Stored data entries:
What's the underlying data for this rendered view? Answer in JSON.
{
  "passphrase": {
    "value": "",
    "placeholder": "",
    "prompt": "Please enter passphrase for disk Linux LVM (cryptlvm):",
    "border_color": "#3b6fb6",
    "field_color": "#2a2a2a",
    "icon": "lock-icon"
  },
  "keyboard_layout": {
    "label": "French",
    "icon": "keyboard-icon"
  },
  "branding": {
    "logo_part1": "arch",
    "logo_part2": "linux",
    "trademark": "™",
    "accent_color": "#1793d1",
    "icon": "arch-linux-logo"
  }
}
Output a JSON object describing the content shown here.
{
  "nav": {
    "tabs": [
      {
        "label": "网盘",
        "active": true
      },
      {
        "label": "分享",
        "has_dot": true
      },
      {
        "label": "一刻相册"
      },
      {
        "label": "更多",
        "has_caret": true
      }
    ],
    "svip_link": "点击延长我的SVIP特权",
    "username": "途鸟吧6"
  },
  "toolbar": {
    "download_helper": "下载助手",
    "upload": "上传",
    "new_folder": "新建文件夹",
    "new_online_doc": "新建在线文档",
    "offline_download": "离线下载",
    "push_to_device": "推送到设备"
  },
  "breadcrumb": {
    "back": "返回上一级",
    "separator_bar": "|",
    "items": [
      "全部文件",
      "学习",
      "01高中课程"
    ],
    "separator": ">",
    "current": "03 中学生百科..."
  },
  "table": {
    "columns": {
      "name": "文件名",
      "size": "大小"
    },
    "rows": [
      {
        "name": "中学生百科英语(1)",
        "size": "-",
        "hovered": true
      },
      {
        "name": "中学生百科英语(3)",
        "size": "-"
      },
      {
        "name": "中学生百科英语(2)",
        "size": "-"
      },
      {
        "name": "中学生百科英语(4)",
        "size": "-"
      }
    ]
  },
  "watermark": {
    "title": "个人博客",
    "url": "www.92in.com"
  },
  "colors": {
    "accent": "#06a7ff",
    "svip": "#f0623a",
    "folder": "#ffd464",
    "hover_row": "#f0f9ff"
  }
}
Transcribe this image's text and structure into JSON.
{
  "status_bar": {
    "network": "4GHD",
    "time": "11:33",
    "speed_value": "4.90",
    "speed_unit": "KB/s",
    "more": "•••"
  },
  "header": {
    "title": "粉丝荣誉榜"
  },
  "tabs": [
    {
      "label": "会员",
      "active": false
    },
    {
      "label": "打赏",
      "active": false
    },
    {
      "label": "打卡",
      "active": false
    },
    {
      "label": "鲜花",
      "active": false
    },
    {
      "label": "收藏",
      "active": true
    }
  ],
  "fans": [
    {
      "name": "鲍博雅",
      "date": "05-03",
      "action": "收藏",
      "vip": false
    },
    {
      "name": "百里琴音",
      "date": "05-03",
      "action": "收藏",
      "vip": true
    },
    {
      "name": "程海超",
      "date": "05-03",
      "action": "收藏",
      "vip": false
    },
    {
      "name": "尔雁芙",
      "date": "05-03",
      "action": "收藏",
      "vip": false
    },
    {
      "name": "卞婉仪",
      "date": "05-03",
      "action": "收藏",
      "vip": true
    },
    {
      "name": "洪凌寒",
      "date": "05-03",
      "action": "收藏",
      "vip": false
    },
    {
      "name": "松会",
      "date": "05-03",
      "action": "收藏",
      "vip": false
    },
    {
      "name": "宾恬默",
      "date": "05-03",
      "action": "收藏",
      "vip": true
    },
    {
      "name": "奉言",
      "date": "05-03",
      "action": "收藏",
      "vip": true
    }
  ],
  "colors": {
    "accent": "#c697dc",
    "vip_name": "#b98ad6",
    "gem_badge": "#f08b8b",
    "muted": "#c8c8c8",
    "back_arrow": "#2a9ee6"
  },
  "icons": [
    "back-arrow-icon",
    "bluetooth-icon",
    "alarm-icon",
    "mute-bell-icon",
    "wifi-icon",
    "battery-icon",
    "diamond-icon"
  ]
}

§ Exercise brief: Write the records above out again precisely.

§ Response for this exercise:
What's the underlying data for this rendered view? Answer in JSON.
{
  "passphrase": {
    "value": "",
    "placeholder": "",
    "prompt": "Please enter passphrase for disk Linux LVM (cryptlvm):",
    "border_color": "#3b6fb6",
    "field_color": "#2a2a2a",
    "icon": "lock-icon"
  },
  "keyboard_layout": {
    "label": "French",
    "icon": "keyboard-icon"
  },
  "branding": {
    "logo_part1": "arch",
    "logo_part2": "linux",
    "trademark": "™",
    "accent_color": "#1793d1",
    "icon": "arch-linux-logo"
  }
}
Output a JSON object describing the content shown here.
{
  "nav": {
    "tabs": [
      {
        "label": "网盘",
        "active": true
      },
      {
        "label": "分享",
        "has_dot": true
      },
      {
        "label": "一刻相册"
      },
      {
        "label": "更多",
        "has_caret": true
      }
    ],
    "svip_link": "点击延长我的SVIP特权",
    "username": "途鸟吧6"
  },
  "toolbar": {
    "download_helper": "下载助手",
    "upload": "上传",
    "new_folder": "新建文件夹",
    "new_online_doc": "新建在线文档",
    "offline_download": "离线下载",
    "push_to_device": "推送到设备"
  },
  "breadcrumb": {
    "back": "返回上一级",
    "separator_bar": "|",
    "items": [
      "全部文件",
      "学习",
      "01高中课程"
    ],
    "separator": ">",
    "current": "03 中学生百科..."
  },
  "table": {
    "columns": {
      "name": "文件名",
      "size": "大小"
    },
    "rows": [
      {
        "name": "中学生百科英语(1)",
        "size": "-",
        "hovered": true
      },
      {
        "name": "中学生百科英语(3)",
        "size": "-"
      },
      {
        "name": "中学生百科英语(2)",
        "size": "-"
      },
      {
        "name": "中学生百科英语(4)",
        "size": "-"
      }
    ]
  },
  "watermark": {
    "title": "个人博客",
    "url": "www.92in.com"
  },
  "colors": {
    "accent": "#06a7ff",
    "svip": "#f0623a",
    "folder": "#ffd464",
    "hover_row": "#f0f9ff"
  }
}
Transcribe this image's text and structure into JSON.
{
  "status_bar": {
    "network": "4GHD",
    "time": "11:33",
    "speed_value": "4.90",
    "speed_unit": "KB/s",
    "more": "•••"
  },
  "header": {
    "title": "粉丝荣誉榜"
  },
  "tabs": [
    {
      "label": "会员",
      "active": false
    },
    {
      "label": "打赏",
      "active": false
    },
    {
      "label": "打卡",
      "active": false
    },
    {
      "label": "鲜花",
      "active": false
    },
    {
      "label": "收藏",
      "active": true
    }
  ],
  "fans": [
    {
      "name": "鲍博雅",
      "date": "05-03",
      "action": "收藏",
      "vip": false
    },
    {
      "name": "百里琴音",
      "date": "05-03",
      "action": "收藏",
      "vip": true
    },
    {
      "name": "程海超",
      "date": "05-03",
      "action": "收藏",
      "vip": false
    },
    {
      "name": "尔雁芙",
      "date": "05-03",
      "action": "收藏",
      "vip": false
    },
    {
      "name": "卞婉仪",
      "date": "05-03",
      "action": "收藏",
      "vip": true
    },
    {
      "name": "洪凌寒",
      "date": "05-03",
      "action": "收藏",
      "vip": false
    },
    {
      "name": "松会",
      "date": "05-03",
      "action": "收藏",
      "vip": false
    },
    {
      "name": "宾恬默",
      "date": "05-03",
      "action": "收藏",
      "vip": true
    },
    {
      "name": "奉言",
      "date": "05-03",
      "action": "收藏",
      "vip": true
    }
  ],
  "colors": {
    "accent": "#c697dc",
    "vip_name": "#b98ad6",
    "gem_badge": "#f08b8b",
    "muted": "#c8c8c8",
    "back_arrow": "#2a9ee6"
  },
  "icons": [
    "back-arrow-icon",
    "bluetooth-icon",
    "alarm-icon",
    "mute-bell-icon",
    "wifi-icon",
    "battery-icon",
    "diamond-icon"
  ]
}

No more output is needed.